Charles Barkley, Paul Coffey and Wayne Gretzky. Image by: Getty Images
Paul Coffey and NBA Hall of Famer Charles Barkley joined Wayne Gretzky during his press conference at the Stanley Cup final. Here's what we learned.
NASHVILLE — Five things we learned from the Wayne Gretzky news conference that was crashed by Paul Coffey and, of all people, Charles Barkley.
1. THE NHL APPARENTLY DIDN’T EXIST BEFORE EXPANSION
It’s hard to disagree with the No. 1 choice, the 1984-85 Edmonton Oilers. Two series sweeps and six Hall of Famers, including Gretzky, who established a record with 47 playoff points that might never be broken. Consider that this year’s playoff leader, Evgeni Malkin, would need 21 points in the final four games of this year’s playoffs to tie Gretzky.
But the fans who voted on the top teams obviously have no sense of history. Not a single one of the top 10 teams was from the pre-expansion era. The 1955-56 Montreal Canadiens went 45-15-10 and were the league’s first 100-point team, finishing 24 points ahead of the second place team, before going 8-2 in the playoffs en route to winning the Stanley Cup. The 1943-44 Canadiens had an .830 winning percentage and went 8-1 in the playoffs. Seriously? No love for the Detroit Red Wings 1950s dynasty or the Toronto Maple Leafs of the 1960s.
For Gretzky’s part, he said he would have picked the 1986-87 Oilers as the best team ever. That team finished fifth in voting, with four of the Oilers’ Stanley Cup teams in the top 10. Of the non-Oiler teams, he liked the 1970-71 Montreal Canadiens. As far as which team would be the most difficult opponent, he said it would be the 1990-91 Pittsburgh Penguins.
“The only question would have been is Coffey on our team or their team?” Gretzky said. “We would have taken him back.”
2. CHARLES BARKLEY REALLY, REALLY LIKES HOCKEY
NHL commissioner Gary Bettman invited Barkley to the Stanley Cup final after he said some nice things about hockey. But Barkley said his love for the game goes back to the Birmingham Bulls of the World Hockey Association and his relationship with former Flyers goalie Ron Hextall when he played in Philadelphia.

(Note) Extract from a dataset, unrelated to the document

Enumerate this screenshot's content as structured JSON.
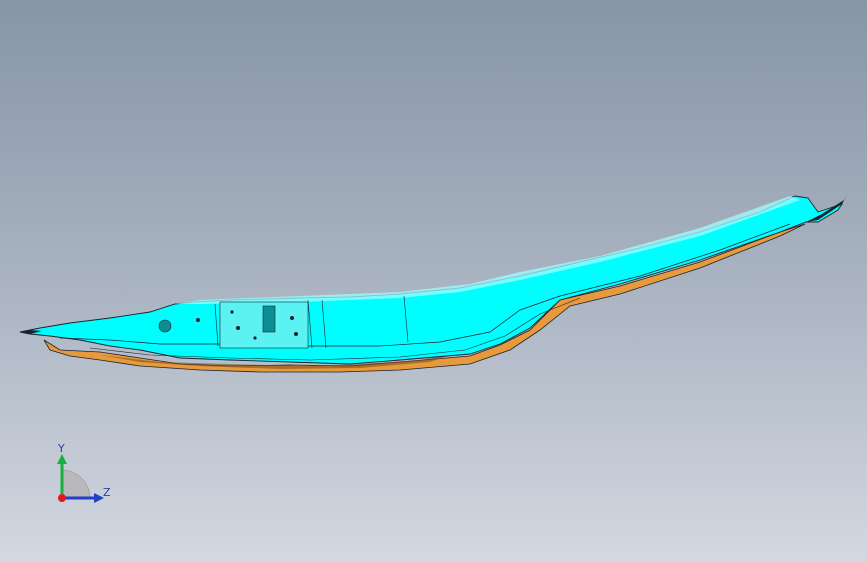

“Biggest hockey fan in North America,” Gretzky said, pointing to Barkley. “Literally. But I’m going on a diet,” Barkley said.
3. CHARLES BARKLEY HAS NO FILTER
Ever the outspoken one, Barkley did not hesitate to point out the NHL playoffs have been far more compelling than the NBA post-season.
“The playoffs in hockey have been amazing,” Barkley said. “Obviously, I’m not breaking earth-shattering news, the NBA playoffs have not been very good. The best thing about my job (as a television analyst) is that for two straight months I get NHL playoffs in a room with 20 televisions and I watch pretty much every single hockey game. It has not been a lot of fun broadcasting games.”
4. PAUL COFFEY REALLY, REALLY LIKES THE PREDATORS DEFENSE CORPS
What’s not to like? The Predators defense, which is anchored by a top four of Roman Josi, Ryan Ellis, P.K. Subban and Mattias Ekholm, is a huge part of the Predators success. They dictate the pace of the game and are not the least bit hesitant of pinching and getting involved offensively. Coffey, one of the greatest skaters among defensemen and arguably the most prolific offensive defenseman in NHL history, likes what he sees.
“To me, all six of them play the game the way the game should be played,” Coffey said. “Not a lot of plays are safe. They make a great first pass stick-to-stick and they could play in any single era.”
5. GRETZKY AVERAGED FIVE POINTS A GAME IN NASHVILLE
OK, it was only one game, but it was an epic performance. In his only appearance ever in Nashville, Gretzky had five assists in a 7-4 win by his New York Rangers on Feb. 15, 1999, just two months before his illustrious career came to an end. Gretzky would go on to play 16 more games in the NHL, but that five-assist performance was the last great offensive explosion of his career.
“I remember I was thinking, ‘I hope I have a good game because this is going to be the only time I ever play in Nashville,’ ” Gretzky said. “And you always remember players by the one time you saw them. I was fired up to play and I was ready to play and I was excited to play and thankfully I had a really good game that night.”